Pruscino explains: “For clients who have operations or customers and/or suppliers in overseas locations it is important to understand if there is a local Reinsurance Pool in those Countries and how their pool would respond to an event in that Country. For those Countries that do not have a Pool, what standalone terrorism insurance options are available and how would that tie into the Australian based policies.”

“Brokers need to acquaint themselves with [the Terrorism Insurance Act 2003] either through their own research into [it] or through a professional course, the greater the knowledge, the better versed brokers will be to have a discussion with their clients. Brokers should also work with their clients to review their existing Risk Management Plans to take into account physical security and people risk at their locations.”

Basis risk controls include:

  • security plans
  • critical incident plans
  • trauma response plans
  • evacuation procedures
  • lockdown procedures.

In order to understand insurance gaps, brokers must obtain a clearer understanding of how the Terrorism Insurance Act 2003 will relate to their client’s business and what will be the outcome for them in the case of a Declared Terrorist Incident, that is:

  • Is there a policy in place that would respond?
  • Does the client have claim for loss?
  • Is it an eligible contract?
  • Does the contract contain a terrorism exclusion?
  • Does the ownership rule apply?
  • Is it an exclusion under the Act?

The common misconception is that everything is covered from a property, business interruption and liability perspective. The Australian Reinsurance Pool Corporation (ARPC) provides some of the broadest coverage compared to other Pools but it is by no means a complete catch up for exposures.

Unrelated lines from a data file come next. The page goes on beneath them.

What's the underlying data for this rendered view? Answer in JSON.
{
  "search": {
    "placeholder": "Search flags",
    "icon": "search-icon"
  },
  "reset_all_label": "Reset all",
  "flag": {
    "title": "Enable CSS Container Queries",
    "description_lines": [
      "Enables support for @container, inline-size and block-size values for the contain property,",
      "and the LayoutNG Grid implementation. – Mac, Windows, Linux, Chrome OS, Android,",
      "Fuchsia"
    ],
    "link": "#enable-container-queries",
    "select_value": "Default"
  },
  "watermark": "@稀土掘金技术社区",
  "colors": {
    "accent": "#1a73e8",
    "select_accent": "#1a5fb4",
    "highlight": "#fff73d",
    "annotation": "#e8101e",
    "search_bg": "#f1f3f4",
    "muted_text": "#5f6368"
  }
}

“An example close to home is that of Lindt Café siege in Sydney in 2014 which brought to light the number of businesses that were affected by prevention of access when a large section of the city was cordoned off with less than half of the affected businesses having prevention of access cover,” Pruscino says.

Once brokers understand the particular exposure that their client has (and this will vary from client to client and industry to industry) they will be in a stronger position to have discussions with Insurers as to what type of products are available as an offering to their client be they traditional policies that can be extended or bespoke offerings such as:

  • political risk/violence
  • kidnap and ransom
  • standalone terrorism – property or liability
  • impairment of access
  • active shooter
  • active assailant
  • loss of attraction
  • cyber.

Hear more from Stella Pruscino and Mike Pennell, Chief Underwriting Officer, ARPC at the 2016 NIBA Convention, 11-13 September in Melbourne. Register now for the convention here.